List each line of the data that holds the string "مزيج".

• [Source data]:
_ _ _ _ _

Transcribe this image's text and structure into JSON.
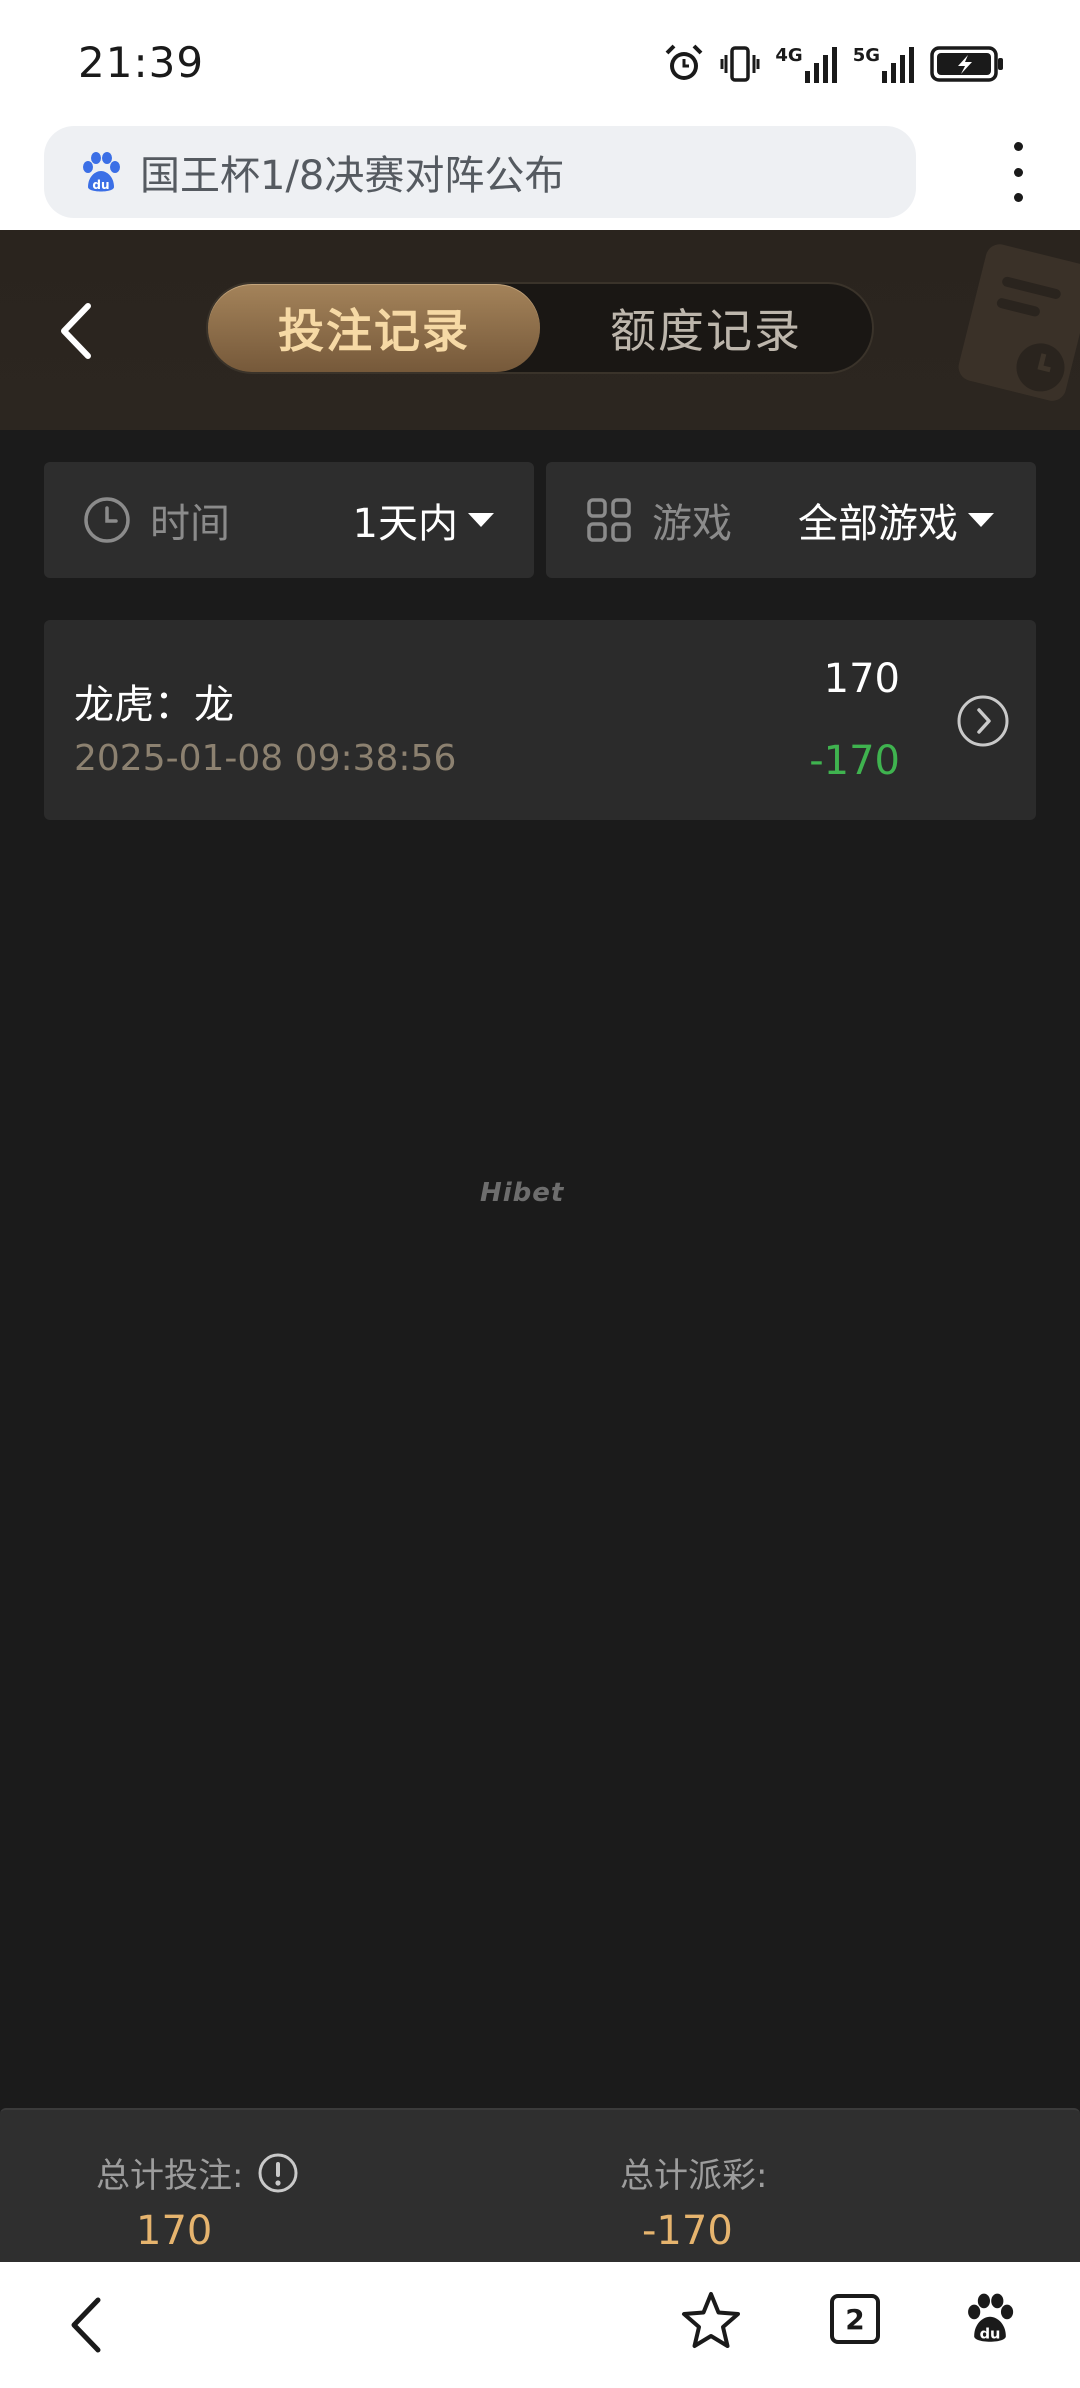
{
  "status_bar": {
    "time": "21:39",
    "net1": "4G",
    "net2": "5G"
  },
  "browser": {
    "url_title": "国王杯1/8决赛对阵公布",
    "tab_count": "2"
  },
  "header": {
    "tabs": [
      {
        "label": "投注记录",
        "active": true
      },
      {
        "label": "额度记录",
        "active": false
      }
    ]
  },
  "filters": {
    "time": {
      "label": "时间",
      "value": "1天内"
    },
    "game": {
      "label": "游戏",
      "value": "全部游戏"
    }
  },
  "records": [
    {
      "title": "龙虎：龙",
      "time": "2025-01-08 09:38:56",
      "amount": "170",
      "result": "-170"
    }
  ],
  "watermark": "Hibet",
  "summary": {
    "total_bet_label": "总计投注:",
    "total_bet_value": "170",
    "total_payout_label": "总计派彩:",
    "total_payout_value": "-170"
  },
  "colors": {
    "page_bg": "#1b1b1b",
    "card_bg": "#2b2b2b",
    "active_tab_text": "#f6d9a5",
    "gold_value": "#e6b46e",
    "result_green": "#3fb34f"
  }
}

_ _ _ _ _

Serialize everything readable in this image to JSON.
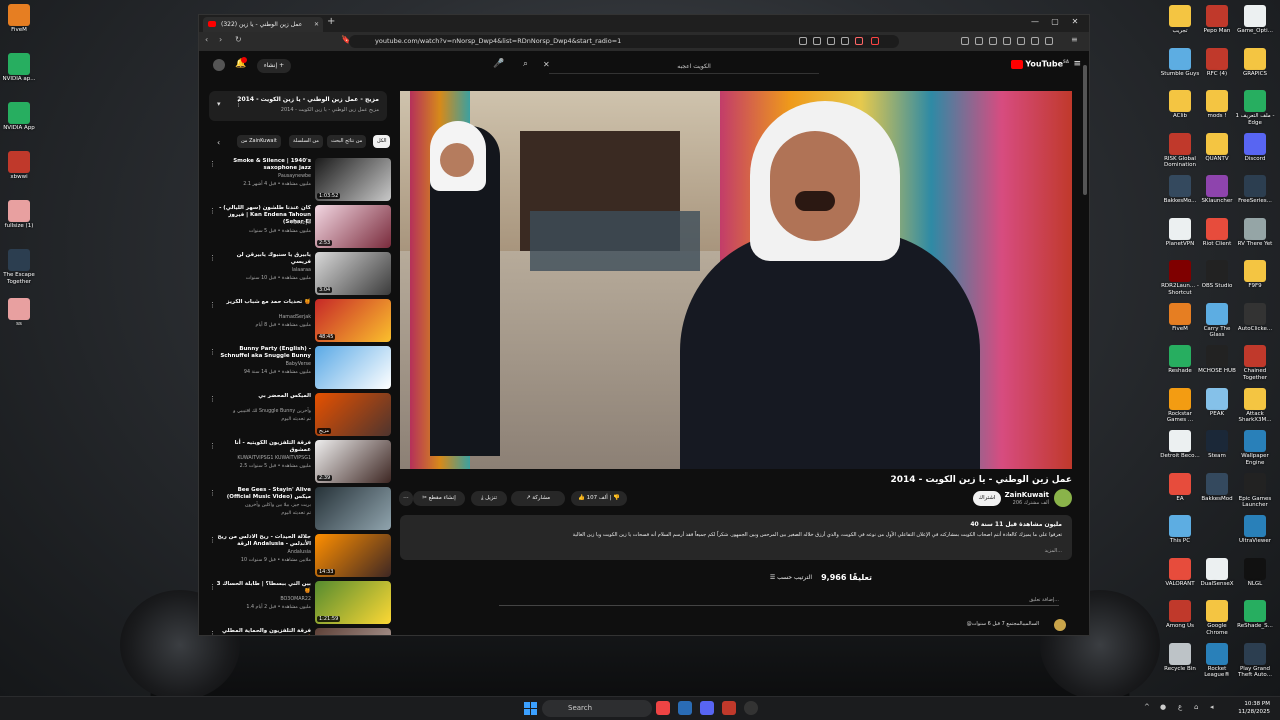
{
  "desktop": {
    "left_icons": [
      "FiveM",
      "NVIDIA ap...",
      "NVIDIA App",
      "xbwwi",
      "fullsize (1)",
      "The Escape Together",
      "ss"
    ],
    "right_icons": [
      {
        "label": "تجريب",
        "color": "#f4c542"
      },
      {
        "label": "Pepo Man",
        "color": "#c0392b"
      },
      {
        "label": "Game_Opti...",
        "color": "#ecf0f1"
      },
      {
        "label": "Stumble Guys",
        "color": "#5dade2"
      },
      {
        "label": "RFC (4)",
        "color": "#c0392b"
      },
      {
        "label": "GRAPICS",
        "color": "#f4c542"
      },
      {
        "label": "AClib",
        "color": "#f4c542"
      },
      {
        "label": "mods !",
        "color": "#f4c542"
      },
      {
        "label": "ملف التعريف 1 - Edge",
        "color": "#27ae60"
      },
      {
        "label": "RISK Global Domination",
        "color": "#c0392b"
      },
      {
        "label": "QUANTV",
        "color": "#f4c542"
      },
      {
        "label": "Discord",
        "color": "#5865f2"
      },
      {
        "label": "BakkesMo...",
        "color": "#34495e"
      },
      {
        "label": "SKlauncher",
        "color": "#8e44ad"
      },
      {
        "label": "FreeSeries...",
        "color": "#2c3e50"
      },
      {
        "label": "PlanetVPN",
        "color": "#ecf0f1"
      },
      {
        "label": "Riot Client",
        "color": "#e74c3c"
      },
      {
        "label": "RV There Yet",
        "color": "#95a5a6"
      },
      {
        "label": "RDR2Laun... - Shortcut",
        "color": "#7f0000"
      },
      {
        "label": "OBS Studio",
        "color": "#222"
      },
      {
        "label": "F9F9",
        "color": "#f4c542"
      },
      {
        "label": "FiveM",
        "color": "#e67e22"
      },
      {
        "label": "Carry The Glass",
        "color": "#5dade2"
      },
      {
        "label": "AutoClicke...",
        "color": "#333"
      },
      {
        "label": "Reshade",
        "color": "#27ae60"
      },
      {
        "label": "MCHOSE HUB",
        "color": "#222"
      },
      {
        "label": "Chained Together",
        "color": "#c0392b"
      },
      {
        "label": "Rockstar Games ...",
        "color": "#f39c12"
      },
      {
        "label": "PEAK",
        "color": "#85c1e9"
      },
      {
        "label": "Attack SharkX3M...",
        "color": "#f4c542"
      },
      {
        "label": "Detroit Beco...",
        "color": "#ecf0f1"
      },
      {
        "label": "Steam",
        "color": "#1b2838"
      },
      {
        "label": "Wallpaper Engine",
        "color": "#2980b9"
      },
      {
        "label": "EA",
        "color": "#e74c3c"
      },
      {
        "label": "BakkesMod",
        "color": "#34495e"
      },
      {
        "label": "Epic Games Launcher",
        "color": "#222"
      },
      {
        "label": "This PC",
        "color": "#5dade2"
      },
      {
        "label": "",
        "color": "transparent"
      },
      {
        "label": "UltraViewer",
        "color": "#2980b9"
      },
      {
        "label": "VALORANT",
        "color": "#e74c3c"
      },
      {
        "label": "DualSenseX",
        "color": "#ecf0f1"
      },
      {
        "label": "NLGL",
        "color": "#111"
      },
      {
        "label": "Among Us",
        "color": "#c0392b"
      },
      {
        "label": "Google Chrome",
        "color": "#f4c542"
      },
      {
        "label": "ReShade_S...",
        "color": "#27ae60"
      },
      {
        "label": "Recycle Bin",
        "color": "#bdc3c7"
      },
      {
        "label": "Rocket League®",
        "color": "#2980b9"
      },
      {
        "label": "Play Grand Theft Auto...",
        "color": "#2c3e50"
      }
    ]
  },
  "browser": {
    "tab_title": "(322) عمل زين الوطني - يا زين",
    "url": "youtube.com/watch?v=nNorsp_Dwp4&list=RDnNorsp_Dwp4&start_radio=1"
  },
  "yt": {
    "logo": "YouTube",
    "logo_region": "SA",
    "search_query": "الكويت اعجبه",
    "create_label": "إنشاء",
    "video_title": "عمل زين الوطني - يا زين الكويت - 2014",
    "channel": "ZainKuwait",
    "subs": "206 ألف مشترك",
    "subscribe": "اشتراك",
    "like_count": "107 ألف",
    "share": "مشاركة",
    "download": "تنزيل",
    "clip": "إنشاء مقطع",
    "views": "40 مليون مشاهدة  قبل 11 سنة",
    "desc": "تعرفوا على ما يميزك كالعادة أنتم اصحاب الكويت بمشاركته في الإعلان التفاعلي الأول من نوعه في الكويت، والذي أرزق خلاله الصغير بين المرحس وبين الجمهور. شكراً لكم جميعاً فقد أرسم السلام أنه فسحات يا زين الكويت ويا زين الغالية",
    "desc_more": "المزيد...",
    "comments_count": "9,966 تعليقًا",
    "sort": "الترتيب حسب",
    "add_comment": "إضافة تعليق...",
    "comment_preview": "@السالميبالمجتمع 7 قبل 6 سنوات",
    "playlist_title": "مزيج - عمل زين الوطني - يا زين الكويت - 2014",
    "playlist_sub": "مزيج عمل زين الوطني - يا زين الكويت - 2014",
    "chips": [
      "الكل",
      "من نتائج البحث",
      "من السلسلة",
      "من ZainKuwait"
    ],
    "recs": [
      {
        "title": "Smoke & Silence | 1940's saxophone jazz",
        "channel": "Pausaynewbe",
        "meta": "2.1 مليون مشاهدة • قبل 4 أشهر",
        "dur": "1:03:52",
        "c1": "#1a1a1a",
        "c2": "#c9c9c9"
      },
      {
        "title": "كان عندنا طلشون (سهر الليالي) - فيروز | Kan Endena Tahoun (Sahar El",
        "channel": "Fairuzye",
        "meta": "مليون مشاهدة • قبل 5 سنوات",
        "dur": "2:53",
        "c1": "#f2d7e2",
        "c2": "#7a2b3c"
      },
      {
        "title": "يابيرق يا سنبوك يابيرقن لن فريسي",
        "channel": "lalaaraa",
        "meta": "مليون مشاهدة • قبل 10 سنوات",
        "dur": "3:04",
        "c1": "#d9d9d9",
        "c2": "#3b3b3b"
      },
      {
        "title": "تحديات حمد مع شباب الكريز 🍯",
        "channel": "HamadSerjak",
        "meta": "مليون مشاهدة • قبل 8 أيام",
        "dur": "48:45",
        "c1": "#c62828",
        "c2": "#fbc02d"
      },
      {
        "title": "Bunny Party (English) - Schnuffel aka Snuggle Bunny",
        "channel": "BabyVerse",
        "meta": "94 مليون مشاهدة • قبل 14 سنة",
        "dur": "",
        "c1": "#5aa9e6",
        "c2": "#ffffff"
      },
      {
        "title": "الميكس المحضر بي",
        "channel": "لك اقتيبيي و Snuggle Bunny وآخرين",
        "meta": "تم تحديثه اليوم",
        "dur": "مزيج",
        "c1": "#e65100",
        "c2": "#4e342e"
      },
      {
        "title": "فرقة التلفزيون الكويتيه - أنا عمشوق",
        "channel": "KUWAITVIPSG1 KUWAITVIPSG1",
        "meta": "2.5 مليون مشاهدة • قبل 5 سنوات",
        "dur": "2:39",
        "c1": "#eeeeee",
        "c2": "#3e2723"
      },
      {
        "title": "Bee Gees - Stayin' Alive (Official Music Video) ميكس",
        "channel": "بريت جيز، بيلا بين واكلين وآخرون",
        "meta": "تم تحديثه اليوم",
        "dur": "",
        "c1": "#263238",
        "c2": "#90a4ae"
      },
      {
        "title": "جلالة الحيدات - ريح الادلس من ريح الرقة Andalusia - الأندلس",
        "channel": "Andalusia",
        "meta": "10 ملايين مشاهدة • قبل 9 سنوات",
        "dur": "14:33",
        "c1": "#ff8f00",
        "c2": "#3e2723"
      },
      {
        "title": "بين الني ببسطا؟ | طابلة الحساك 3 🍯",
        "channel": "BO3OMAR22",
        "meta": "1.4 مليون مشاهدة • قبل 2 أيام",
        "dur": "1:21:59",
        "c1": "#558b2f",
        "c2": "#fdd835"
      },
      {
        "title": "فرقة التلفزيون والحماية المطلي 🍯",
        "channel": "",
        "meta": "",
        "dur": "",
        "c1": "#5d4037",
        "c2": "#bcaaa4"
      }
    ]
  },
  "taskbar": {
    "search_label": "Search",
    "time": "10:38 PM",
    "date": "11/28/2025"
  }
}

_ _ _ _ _

• [Response to this exercise]:
    "playlist_title": "مزيج - عمل زين الوطني - يا زين الكويت - 2014",
    "playlist_sub": "مزيج عمل زين الوطني - يا زين الكويت - 2014",
        "dur": "مزيج",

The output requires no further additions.